Smart Contract

    skycentral.co.uk | Smart Contract

    Smart Contract: A self-executing contract with the terms of the agreement directly written into code.

    A Smart Contract is a self-executing contract where the contract terms are directly written into lines of code. These are not traditional contracts on paper but automated contracts deployed on a blockchain network, ensuring they are immutable, transparent, and distributed. While they can be used on multiple blockchain platforms, Ethereum is the most common one for deploying Smart Contracts.


    1. Blockchain: Smart Contracts reside on a blockchain, which acts as a decentralized digital ledger. This ensures the immutability and trustworthiness of the contract.
    2. Programming Languages: Smart Contracts are generally written in domain-specific programming languages like Solidity for Ethereum, or Chaincode for Hyperledger Fabric.
    3. Immutable: Once deployed, the terms cannot be altered unless coded to be upgradable, which still leaves a traceable path of the change.
    4. Transparency: All the parties involved can view the contract terms and verify transactions without relying on a third party.
    5. Automated Execution: When predetermined conditions are met, the contract self-executes, eliminating the need for intermediaries.
    6. Gas Fees: Executing a Smart Contract requires computational work, for which “Gas Fees” are charged on networks like Ethereum.
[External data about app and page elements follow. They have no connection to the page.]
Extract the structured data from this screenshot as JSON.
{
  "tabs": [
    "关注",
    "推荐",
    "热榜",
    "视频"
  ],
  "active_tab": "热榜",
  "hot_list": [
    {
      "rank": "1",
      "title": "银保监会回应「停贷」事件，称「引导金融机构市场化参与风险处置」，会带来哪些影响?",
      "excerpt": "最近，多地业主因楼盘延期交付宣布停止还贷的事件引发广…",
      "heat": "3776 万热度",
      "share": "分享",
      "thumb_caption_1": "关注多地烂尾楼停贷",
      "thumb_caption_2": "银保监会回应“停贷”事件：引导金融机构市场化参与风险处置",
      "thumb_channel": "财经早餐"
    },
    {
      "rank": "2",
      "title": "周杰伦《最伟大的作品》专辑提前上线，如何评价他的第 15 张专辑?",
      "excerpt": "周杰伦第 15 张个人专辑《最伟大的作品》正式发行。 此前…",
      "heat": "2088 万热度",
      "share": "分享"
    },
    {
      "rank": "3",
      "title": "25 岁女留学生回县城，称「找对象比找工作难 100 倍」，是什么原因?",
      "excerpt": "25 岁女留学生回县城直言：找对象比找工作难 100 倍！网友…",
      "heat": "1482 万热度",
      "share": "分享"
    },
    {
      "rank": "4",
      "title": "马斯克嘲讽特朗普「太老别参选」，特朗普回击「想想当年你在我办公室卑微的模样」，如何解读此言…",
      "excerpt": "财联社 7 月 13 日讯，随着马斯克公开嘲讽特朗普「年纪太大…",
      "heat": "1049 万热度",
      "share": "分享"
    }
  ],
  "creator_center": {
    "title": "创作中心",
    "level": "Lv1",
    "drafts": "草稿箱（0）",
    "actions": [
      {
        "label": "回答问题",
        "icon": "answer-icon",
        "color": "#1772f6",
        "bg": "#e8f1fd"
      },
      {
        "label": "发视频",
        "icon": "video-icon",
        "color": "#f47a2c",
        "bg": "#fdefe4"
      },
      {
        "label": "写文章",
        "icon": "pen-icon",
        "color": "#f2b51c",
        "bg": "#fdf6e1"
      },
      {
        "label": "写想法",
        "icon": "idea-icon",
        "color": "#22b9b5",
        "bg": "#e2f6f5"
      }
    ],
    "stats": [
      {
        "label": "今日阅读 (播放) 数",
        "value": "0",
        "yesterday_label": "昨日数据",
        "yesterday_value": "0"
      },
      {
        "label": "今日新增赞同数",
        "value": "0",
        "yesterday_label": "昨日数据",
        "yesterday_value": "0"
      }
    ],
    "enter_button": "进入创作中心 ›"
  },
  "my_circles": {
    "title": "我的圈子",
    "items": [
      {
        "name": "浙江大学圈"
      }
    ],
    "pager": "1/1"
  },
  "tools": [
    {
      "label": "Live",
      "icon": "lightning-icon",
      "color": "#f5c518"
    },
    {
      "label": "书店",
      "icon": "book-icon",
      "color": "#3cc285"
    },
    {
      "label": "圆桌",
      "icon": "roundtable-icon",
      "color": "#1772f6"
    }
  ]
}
    Key Features:

    1. Self-Executing: Functions within the Smart Contract execute automatically when the conditions specified in the contract are met.
    2. Decentralization: Since they are hosted on a blockchain network, there is no central authority overseeing the execution.
    3. Security: The cryptographic algorithms make it secure and resistant to fraud.
    4. Efficiency: Speeds up and automates processes, making it cost-effective.
    5. Transparency and Trust: Everyone involved can inspect the contract terms and transactions.


    1. Decentralized Finance (DeFi): For creating lending protocols, stablecoins, and more.
    2. Supply Chain: For tracking the journey of products from manufacturing to delivery.
    3. Tokenization: Creating digital representations of assets like real estate, art, etc.
    4. Identity and Credentials: For verifying the identity of individuals in a secure and immutable manner.
    5. Voting Systems: To create transparent and fraud-resistant voting mechanisms.


    1. Code Vulnerabilities: Bugs in the code can lead to financial loss or other issues.
    2. Complexity: Writing a secure and efficient Smart Contract can be complex.
    3. Legal Recognition: They are still not widely recognized as legal contracts in many jurisdictions.
    4. Scalability: Blockchain networks may face scalability issues, affecting the efficiency of Smart Contracts.